───── Input material

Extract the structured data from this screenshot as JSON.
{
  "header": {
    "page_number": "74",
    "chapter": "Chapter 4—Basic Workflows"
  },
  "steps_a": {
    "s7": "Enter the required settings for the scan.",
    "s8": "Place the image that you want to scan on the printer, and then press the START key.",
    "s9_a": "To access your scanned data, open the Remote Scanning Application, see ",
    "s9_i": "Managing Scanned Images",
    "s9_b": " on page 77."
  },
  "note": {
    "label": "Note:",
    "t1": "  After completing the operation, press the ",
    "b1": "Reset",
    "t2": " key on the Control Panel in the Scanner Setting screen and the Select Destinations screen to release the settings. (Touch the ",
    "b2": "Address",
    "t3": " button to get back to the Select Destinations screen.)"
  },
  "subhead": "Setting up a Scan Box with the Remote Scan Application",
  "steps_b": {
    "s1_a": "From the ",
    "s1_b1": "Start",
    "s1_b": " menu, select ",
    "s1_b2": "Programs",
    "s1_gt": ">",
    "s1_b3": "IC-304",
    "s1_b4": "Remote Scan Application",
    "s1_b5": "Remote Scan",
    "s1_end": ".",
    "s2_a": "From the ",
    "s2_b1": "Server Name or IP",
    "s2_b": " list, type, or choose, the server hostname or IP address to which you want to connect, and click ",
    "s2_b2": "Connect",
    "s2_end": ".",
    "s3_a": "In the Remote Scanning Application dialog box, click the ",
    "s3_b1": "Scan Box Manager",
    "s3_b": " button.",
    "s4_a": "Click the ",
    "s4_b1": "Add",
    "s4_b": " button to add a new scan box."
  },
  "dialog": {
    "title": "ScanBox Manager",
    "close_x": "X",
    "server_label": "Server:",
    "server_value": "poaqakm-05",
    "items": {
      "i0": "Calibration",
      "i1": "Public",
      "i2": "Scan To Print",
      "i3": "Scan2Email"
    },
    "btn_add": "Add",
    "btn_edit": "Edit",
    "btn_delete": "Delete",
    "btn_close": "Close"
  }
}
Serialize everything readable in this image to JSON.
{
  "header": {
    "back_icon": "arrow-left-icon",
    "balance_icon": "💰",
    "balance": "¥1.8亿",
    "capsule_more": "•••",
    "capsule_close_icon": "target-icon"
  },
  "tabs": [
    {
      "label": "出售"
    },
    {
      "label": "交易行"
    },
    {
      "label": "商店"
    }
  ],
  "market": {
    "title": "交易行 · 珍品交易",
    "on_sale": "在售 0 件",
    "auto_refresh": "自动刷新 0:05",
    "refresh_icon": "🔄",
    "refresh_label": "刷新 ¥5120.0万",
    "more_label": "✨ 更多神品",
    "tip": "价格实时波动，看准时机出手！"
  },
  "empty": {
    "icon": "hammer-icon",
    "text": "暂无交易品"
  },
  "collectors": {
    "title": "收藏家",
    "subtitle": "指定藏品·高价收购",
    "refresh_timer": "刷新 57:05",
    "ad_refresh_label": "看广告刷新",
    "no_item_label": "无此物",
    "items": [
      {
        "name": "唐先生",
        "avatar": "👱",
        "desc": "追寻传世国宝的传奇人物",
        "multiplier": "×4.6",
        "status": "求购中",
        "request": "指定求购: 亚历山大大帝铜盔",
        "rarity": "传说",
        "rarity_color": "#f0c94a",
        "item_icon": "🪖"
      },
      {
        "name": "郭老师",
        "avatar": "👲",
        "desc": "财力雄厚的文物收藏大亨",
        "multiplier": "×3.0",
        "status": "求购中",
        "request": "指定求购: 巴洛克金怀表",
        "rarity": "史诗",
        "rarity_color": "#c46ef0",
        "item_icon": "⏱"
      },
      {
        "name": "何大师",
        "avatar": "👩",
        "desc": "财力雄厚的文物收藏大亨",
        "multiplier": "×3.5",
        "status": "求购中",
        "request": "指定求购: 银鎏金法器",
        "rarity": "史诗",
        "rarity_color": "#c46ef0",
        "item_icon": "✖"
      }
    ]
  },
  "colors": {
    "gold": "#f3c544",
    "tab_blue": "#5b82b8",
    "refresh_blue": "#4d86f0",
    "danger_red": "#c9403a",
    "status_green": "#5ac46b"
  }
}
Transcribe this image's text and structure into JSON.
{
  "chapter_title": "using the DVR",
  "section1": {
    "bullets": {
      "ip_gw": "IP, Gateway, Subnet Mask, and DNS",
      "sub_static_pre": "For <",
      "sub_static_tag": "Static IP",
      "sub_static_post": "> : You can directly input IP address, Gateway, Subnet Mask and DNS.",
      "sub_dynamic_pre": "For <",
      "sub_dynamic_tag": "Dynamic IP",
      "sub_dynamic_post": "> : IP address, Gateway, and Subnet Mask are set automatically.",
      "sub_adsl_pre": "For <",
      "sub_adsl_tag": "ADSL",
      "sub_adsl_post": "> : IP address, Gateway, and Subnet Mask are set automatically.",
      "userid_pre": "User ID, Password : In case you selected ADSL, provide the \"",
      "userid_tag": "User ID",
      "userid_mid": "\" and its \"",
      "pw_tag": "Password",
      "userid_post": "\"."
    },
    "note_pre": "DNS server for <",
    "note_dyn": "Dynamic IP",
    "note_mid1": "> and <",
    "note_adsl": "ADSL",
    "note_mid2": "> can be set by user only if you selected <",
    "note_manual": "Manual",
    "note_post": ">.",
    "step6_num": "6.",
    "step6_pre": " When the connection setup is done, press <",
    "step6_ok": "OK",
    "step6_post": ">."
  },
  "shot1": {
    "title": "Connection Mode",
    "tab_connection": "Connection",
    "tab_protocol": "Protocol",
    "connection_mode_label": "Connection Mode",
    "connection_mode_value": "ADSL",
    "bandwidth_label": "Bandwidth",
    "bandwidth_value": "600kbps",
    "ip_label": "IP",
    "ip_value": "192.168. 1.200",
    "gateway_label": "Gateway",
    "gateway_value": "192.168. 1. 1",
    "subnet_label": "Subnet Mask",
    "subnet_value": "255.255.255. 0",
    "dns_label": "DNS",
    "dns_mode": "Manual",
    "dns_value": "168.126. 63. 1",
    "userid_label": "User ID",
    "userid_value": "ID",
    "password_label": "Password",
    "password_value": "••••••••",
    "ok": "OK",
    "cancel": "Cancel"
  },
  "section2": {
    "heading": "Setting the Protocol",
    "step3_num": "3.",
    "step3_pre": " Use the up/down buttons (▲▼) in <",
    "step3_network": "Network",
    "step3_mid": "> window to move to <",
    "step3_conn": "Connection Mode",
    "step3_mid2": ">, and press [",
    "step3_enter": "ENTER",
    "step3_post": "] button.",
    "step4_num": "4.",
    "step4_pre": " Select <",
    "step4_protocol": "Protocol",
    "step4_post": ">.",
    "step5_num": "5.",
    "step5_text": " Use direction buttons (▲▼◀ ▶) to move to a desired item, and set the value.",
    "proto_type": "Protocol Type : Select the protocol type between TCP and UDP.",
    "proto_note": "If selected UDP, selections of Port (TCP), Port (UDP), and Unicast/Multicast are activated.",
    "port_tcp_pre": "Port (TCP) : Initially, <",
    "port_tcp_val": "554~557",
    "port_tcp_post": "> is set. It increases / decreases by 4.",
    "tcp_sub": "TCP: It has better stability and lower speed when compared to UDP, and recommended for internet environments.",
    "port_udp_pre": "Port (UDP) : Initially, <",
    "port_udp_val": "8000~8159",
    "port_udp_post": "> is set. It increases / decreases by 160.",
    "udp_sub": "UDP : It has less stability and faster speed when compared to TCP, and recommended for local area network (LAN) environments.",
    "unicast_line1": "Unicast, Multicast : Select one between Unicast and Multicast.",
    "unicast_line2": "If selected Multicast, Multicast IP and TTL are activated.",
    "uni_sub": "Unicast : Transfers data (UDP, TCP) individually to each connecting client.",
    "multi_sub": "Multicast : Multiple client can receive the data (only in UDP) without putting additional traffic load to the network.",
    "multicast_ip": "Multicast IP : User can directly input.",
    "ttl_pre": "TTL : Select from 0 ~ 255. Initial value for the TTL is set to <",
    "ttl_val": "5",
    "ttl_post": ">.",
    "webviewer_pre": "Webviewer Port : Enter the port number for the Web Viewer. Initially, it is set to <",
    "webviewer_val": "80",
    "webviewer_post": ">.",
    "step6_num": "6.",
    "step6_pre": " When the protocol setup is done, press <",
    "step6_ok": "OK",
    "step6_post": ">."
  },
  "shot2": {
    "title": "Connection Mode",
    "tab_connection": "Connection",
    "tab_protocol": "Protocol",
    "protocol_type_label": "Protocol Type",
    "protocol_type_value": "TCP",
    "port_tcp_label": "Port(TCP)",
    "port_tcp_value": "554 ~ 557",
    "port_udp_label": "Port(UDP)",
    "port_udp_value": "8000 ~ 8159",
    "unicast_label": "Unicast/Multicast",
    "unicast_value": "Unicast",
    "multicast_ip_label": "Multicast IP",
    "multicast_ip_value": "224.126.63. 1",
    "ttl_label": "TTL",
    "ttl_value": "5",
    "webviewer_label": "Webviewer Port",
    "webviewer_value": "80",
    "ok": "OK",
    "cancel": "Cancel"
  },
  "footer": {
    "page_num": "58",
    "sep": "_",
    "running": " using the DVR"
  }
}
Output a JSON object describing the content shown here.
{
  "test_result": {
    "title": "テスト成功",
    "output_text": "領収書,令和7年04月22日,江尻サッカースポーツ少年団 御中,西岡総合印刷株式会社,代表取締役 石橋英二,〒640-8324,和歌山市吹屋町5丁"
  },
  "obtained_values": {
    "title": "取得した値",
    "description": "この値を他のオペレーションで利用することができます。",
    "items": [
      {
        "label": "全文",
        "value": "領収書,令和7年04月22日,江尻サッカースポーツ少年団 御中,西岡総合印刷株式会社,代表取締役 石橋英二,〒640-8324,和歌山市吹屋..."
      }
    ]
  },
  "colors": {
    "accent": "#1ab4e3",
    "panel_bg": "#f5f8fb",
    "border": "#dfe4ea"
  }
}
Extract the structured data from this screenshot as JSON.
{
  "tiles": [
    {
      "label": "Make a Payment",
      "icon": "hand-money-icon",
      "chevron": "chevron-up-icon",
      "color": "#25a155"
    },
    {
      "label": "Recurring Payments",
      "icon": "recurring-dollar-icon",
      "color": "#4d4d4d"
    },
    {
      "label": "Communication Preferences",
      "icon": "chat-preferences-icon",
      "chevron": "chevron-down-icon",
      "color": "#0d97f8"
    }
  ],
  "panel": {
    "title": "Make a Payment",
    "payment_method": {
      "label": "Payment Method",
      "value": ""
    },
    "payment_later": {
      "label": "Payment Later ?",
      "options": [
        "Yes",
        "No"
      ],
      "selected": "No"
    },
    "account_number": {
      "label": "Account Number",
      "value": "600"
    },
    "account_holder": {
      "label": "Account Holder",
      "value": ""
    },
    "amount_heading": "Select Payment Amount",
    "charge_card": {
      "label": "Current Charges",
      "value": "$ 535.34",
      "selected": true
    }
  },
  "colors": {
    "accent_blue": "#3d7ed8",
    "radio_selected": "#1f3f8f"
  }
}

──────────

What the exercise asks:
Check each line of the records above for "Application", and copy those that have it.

Problem solution:
    "s9_a": "To access your scanned data, open the Remote Scanning Application, see ",
  "subhead": "Setting up a Scan Box with the Remote Scan Application",
    "s1_b4": "Remote Scan Application",
    "s3_a": "In the Remote Scanning Application dialog box, click the ",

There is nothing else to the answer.